Aim of the task: When the string "lightroom" occurs in a line of the records, show that line.

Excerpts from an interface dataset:
----
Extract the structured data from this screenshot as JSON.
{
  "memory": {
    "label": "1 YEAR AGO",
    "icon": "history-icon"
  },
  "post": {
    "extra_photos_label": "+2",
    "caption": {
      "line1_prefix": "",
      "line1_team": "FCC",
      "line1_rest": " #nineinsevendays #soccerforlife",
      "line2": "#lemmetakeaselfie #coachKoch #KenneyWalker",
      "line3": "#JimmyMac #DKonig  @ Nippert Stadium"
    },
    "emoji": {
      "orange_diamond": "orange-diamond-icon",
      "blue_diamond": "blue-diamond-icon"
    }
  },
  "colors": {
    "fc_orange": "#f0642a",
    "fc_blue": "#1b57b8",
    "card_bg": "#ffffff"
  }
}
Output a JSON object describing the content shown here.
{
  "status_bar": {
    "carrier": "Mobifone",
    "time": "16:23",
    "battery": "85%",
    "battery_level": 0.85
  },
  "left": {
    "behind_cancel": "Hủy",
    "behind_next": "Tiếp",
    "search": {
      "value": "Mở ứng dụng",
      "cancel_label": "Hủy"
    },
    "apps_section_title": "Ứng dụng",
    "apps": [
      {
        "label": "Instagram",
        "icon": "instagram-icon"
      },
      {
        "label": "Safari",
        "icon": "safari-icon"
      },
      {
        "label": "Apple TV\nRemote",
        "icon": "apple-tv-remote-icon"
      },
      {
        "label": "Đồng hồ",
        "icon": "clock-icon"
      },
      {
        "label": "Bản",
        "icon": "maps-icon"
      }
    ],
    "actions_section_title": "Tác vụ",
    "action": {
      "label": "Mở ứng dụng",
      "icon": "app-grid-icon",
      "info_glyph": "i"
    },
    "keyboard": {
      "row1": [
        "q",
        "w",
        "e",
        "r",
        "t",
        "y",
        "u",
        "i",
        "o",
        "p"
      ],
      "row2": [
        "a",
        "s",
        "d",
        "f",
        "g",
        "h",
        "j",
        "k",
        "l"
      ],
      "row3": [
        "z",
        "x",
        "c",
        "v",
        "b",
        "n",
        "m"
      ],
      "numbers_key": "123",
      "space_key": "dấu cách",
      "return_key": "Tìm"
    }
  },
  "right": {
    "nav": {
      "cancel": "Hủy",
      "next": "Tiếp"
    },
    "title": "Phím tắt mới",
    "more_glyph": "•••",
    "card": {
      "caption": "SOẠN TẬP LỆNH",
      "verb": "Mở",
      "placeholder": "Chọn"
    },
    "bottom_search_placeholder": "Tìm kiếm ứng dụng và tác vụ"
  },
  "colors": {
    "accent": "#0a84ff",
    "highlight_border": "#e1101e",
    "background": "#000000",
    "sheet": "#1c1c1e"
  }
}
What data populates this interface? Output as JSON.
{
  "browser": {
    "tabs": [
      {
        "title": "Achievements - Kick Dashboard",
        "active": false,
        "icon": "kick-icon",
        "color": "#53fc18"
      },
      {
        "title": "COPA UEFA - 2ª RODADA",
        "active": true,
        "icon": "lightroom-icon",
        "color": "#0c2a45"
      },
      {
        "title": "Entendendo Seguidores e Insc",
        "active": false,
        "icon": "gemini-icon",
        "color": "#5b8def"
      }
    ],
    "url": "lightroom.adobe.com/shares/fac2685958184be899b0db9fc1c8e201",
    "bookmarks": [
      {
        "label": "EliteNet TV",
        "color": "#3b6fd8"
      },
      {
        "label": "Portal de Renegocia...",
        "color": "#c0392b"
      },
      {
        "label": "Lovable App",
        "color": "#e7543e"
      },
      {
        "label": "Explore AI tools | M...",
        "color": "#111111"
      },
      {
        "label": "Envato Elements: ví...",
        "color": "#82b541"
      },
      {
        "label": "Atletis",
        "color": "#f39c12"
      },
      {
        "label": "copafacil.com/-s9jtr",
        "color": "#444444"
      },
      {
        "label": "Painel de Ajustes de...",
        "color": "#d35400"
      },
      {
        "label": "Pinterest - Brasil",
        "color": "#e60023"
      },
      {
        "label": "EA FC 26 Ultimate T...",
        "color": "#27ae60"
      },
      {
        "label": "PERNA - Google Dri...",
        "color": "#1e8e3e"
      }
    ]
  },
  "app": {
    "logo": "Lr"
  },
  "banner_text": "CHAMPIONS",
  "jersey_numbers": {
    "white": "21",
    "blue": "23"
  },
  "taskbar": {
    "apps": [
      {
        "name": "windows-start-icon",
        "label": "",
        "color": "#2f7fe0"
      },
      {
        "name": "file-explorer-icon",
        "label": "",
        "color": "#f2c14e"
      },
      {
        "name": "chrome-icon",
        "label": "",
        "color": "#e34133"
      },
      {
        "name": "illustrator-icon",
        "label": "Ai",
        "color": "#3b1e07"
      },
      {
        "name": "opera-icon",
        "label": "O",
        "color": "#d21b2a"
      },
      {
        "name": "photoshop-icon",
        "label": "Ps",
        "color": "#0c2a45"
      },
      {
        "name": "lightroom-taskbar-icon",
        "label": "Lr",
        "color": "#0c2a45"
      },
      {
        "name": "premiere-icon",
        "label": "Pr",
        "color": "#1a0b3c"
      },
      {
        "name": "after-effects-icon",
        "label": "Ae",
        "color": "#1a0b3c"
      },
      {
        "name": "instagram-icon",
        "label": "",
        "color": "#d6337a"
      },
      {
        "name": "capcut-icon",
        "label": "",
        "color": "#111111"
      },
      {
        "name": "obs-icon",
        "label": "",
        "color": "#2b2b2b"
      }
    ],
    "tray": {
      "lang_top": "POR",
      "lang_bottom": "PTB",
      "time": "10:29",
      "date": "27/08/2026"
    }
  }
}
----
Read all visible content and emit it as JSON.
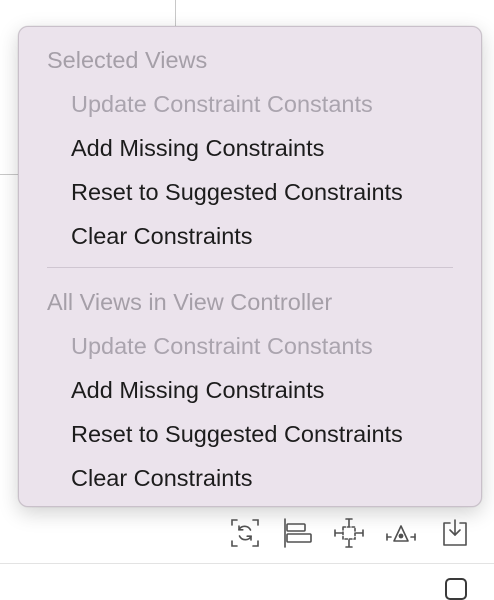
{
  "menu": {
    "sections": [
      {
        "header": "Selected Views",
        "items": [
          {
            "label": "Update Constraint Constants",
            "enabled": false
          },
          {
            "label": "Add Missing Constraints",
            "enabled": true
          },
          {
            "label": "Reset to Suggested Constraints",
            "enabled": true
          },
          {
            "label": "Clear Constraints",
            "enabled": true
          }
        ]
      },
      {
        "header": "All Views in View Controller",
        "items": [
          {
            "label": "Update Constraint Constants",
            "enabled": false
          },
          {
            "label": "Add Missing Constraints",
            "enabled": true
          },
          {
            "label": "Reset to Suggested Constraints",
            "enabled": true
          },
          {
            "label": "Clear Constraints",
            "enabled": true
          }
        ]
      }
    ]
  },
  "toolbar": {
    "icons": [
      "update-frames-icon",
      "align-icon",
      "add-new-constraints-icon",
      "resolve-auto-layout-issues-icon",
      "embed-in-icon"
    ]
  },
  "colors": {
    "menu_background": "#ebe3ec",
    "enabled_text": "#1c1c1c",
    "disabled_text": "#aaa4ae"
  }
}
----
Task result:
        "icon": "lightroom-icon",
    "url": "lightroom.adobe.com/shares/fac2685958184be899b0db9fc1c8e201",
        "name": "lightroom-taskbar-icon",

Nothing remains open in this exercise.